Entries from a dataset of interfaces:

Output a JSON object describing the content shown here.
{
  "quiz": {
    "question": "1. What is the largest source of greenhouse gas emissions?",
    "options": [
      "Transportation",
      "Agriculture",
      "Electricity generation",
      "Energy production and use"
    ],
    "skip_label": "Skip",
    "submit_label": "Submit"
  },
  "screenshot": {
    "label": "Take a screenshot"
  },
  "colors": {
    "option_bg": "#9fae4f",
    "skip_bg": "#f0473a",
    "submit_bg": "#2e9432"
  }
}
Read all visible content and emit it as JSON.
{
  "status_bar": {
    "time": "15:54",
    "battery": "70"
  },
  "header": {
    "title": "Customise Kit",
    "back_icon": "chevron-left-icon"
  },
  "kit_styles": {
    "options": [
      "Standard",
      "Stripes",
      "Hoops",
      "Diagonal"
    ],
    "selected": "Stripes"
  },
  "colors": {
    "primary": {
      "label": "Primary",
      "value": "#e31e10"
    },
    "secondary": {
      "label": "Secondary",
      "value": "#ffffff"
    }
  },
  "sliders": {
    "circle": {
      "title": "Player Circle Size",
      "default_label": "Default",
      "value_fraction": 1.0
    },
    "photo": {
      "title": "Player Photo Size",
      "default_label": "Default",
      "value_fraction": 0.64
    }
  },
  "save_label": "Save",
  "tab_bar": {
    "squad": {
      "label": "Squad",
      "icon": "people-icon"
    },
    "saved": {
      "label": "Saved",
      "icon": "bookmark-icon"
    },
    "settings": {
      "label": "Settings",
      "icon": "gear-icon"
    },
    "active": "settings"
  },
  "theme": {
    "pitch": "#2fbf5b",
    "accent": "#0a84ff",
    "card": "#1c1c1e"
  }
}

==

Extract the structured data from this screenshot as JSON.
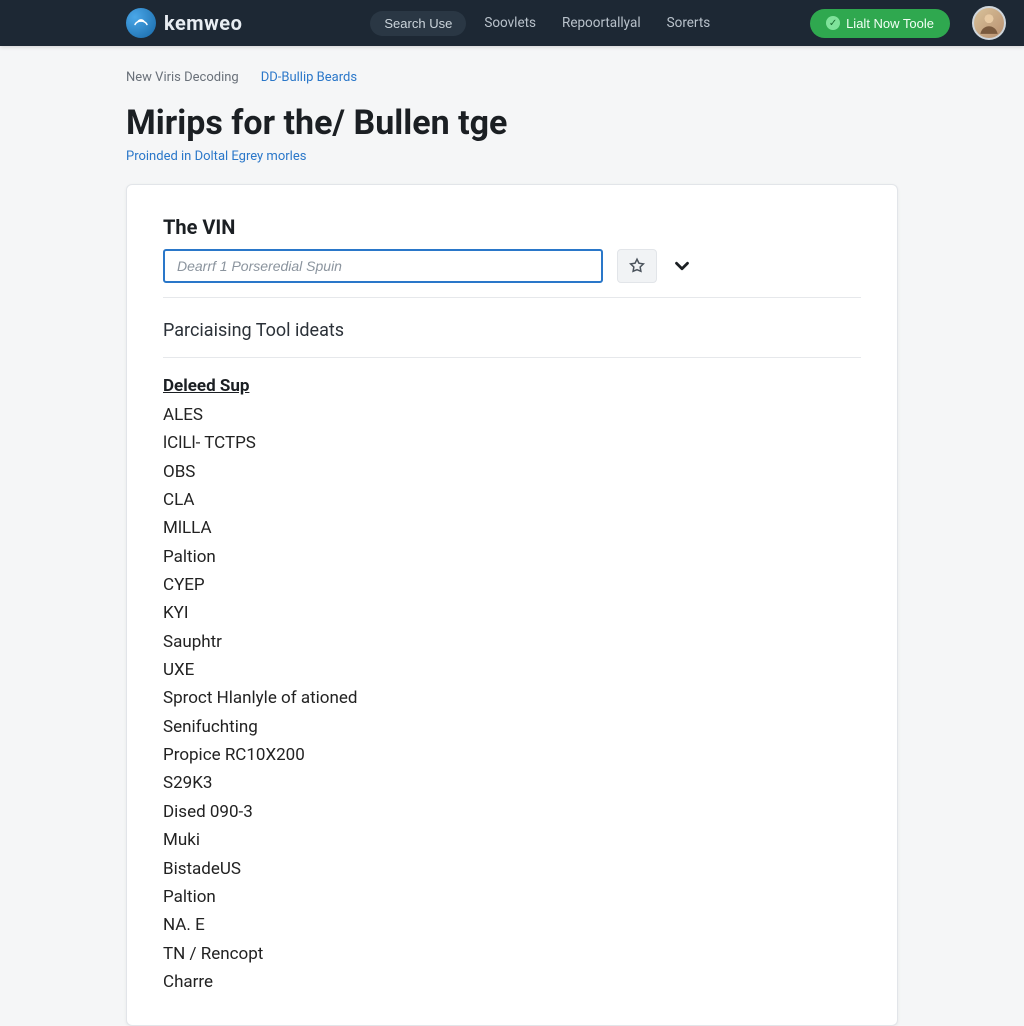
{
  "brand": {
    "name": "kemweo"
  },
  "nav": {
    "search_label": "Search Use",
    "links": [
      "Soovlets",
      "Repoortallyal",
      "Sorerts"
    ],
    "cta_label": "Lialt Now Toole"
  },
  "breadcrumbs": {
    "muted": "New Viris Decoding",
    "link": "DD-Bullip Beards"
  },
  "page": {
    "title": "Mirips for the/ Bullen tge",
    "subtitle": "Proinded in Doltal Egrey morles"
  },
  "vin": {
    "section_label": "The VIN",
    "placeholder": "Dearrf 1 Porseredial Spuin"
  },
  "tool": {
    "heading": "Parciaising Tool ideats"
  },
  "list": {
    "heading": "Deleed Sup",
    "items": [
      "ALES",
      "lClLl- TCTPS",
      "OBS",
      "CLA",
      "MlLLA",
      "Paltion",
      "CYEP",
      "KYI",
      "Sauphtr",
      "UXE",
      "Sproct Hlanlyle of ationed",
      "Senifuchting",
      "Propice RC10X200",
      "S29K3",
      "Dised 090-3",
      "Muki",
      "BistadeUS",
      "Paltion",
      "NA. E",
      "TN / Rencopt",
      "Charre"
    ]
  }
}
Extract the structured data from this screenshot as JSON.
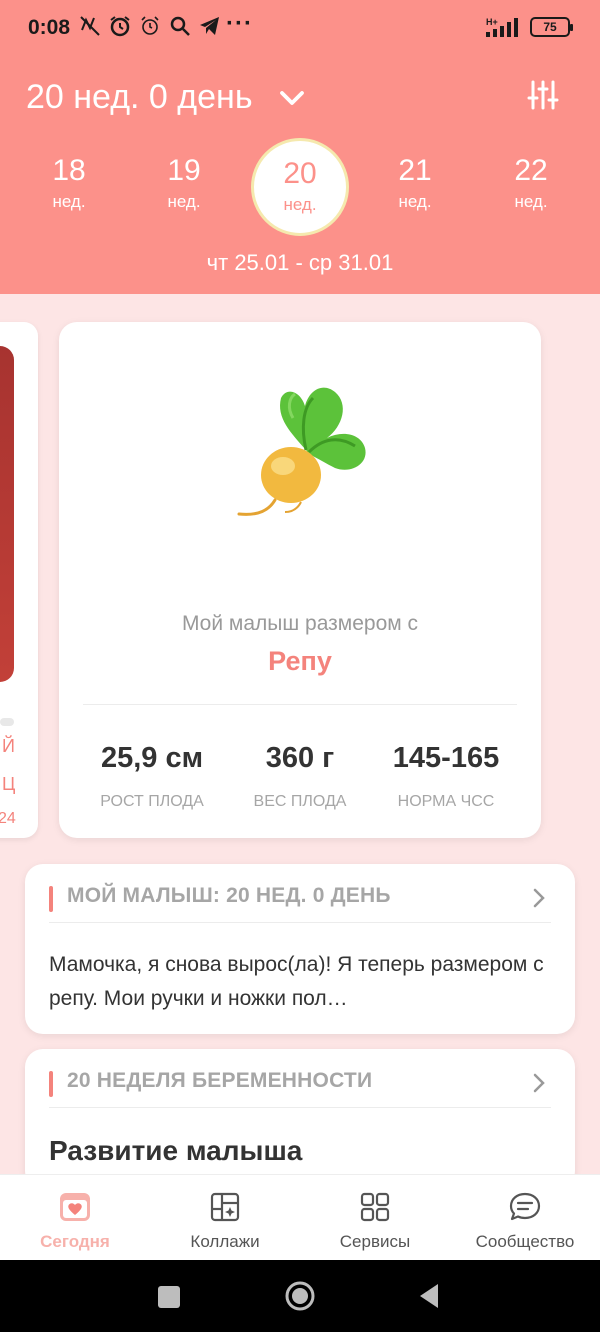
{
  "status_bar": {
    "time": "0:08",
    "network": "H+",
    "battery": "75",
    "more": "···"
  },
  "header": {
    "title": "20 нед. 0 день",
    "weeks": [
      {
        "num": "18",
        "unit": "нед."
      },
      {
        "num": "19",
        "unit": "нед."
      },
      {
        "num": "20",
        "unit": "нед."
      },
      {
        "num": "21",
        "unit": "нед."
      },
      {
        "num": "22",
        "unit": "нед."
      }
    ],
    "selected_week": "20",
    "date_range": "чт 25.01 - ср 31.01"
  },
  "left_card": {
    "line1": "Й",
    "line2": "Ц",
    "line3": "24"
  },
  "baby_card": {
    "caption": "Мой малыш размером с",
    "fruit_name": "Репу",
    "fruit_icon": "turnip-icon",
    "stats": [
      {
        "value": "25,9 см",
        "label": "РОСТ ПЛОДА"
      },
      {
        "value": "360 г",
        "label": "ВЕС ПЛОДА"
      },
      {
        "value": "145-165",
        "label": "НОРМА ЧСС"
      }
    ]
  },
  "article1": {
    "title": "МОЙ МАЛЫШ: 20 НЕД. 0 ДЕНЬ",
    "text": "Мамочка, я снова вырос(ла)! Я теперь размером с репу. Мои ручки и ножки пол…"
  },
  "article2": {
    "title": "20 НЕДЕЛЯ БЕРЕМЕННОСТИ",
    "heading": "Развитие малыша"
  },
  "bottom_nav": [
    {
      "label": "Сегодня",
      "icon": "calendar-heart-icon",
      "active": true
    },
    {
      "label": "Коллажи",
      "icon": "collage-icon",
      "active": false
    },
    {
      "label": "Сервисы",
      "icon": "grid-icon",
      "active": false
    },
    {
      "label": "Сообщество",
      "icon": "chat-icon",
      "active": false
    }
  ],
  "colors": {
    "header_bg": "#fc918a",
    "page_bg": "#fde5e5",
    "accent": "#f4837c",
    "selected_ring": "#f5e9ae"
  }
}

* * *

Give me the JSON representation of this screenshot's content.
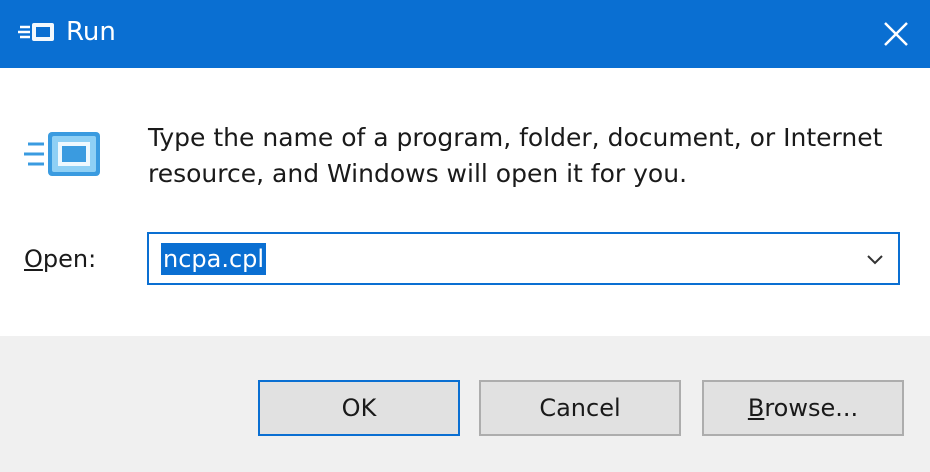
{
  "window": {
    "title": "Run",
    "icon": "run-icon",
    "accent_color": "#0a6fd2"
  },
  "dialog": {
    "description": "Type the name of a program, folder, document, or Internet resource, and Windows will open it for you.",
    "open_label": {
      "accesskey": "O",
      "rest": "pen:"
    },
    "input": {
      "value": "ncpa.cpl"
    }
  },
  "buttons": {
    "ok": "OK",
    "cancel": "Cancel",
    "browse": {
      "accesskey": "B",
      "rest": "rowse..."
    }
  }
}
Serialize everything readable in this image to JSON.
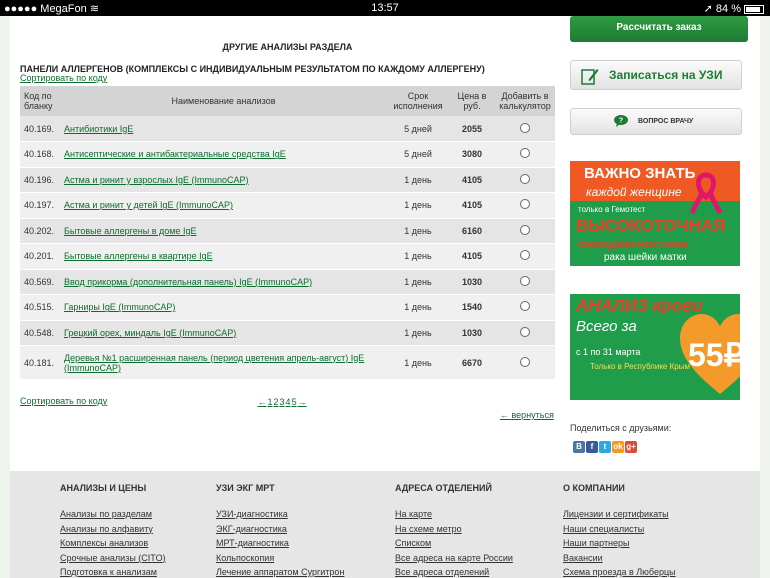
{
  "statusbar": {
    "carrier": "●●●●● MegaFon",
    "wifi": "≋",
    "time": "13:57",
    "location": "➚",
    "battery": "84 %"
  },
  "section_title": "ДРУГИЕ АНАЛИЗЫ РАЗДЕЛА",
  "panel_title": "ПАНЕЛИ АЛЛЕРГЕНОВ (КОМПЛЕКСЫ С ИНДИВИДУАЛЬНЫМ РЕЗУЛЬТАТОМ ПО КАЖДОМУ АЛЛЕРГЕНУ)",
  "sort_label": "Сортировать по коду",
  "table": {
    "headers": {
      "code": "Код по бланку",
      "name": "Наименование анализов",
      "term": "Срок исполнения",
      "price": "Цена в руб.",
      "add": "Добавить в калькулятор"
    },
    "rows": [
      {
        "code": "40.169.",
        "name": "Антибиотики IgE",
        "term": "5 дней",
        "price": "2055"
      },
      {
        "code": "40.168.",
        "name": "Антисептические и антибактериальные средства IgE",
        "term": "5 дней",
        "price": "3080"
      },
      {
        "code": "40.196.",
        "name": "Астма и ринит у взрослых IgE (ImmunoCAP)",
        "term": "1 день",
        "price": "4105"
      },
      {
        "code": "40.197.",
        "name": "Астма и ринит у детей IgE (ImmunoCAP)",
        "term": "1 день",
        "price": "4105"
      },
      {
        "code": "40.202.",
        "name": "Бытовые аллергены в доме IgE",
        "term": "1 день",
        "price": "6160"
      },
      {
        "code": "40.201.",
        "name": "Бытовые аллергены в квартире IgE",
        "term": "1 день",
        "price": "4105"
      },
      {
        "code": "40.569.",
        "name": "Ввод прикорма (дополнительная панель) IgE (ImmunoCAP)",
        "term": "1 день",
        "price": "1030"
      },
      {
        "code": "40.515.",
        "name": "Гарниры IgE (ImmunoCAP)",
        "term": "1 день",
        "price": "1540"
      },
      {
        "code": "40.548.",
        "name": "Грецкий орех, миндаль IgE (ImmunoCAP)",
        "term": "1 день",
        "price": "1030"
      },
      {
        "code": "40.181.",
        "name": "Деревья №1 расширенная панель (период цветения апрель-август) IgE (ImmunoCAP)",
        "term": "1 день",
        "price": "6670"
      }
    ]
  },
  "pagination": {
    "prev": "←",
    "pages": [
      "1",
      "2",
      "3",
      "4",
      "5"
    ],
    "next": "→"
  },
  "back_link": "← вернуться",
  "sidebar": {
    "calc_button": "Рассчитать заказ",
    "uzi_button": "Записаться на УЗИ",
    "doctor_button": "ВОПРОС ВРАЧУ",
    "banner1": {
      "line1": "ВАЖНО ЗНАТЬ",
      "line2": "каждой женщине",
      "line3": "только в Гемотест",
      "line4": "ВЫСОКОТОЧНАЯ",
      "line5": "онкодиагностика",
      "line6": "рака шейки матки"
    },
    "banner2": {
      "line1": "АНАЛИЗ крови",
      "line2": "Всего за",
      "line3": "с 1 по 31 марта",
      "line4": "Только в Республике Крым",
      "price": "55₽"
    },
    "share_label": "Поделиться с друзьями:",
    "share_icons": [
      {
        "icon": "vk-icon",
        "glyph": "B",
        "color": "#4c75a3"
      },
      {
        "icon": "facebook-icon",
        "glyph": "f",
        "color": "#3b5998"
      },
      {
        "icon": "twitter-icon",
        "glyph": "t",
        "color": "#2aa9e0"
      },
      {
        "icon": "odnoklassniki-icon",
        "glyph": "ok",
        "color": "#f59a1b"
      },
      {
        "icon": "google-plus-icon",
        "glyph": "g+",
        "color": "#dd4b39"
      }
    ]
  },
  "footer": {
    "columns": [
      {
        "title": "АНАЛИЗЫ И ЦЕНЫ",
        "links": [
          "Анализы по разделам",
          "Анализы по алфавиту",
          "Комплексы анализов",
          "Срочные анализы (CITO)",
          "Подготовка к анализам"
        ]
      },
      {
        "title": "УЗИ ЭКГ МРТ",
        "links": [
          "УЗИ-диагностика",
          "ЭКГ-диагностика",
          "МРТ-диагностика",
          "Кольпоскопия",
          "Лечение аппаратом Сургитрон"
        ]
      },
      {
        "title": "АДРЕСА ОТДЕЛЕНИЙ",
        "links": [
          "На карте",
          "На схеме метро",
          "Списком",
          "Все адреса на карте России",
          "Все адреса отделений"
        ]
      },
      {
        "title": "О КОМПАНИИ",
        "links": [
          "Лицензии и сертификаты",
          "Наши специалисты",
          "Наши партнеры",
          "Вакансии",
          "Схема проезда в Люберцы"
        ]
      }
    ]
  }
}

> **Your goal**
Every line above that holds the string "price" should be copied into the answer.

> **Written solution**
      "price": "Цена в руб.",
        "price": "2055"
        "price": "3080"
        "price": "4105"
        "price": "4105"
        "price": "6160"
        "price": "4105"
        "price": "1030"
        "price": "1540"
        "price": "1030"
        "price": "6670"
      "price": "55₽"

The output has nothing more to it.